▸ **The problem**
An exact copy of all the data, minus the images, is required.

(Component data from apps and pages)

____

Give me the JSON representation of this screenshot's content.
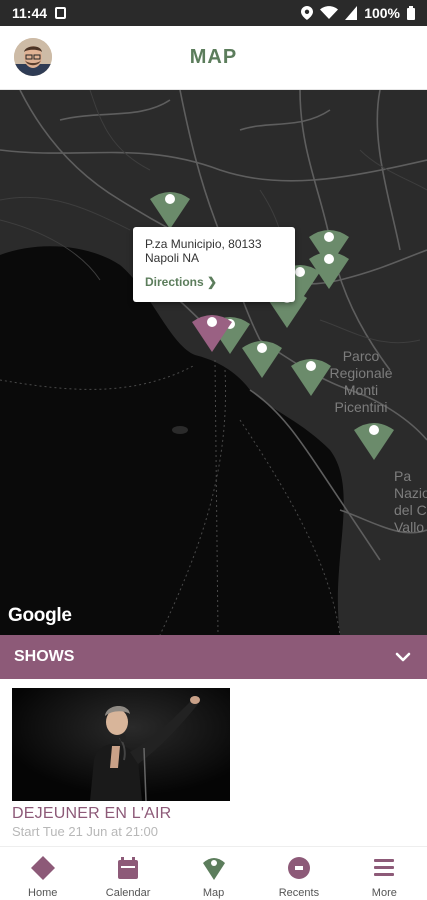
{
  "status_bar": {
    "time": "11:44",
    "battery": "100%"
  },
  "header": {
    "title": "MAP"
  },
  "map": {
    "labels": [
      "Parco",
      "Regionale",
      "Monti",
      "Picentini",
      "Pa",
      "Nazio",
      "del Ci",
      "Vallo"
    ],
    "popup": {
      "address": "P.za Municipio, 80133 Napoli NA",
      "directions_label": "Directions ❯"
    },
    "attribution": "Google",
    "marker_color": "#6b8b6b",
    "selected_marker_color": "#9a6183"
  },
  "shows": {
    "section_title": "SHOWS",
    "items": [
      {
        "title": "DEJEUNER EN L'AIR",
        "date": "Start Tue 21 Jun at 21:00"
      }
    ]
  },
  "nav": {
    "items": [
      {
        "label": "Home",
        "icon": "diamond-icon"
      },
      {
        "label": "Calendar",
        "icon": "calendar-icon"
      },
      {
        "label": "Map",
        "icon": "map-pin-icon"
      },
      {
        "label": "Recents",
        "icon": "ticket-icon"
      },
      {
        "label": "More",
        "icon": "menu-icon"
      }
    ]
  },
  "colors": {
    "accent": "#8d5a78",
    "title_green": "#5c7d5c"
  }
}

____

▸ **Completed exercise**
Give me the JSON representation of this screenshot's content.
{
  "status_bar": {
    "time": "11:44",
    "battery": "100%"
  },
  "header": {
    "title": "MAP"
  },
  "map": {
    "labels": [
      "Parco",
      "Regionale",
      "Monti",
      "Picentini",
      "Pa",
      "Nazio",
      "del Ci",
      "Vallo"
    ],
    "popup": {
      "address": "P.za Municipio, 80133 Napoli NA",
      "directions_label": "Directions ❯"
    },
    "attribution": "Google",
    "marker_color": "#6b8b6b",
    "selected_marker_color": "#9a6183"
  },
  "shows": {
    "section_title": "SHOWS",
    "items": [
      {
        "title": "DEJEUNER EN L'AIR",
        "date": "Start Tue 21 Jun at 21:00"
      }
    ]
  },
  "nav": {
    "items": [
      {
        "label": "Home",
        "icon": "diamond-icon"
      },
      {
        "label": "Calendar",
        "icon": "calendar-icon"
      },
      {
        "label": "Map",
        "icon": "map-pin-icon"
      },
      {
        "label": "Recents",
        "icon": "ticket-icon"
      },
      {
        "label": "More",
        "icon": "menu-icon"
      }
    ]
  },
  "colors": {
    "accent": "#8d5a78",
    "title_green": "#5c7d5c"
  }
}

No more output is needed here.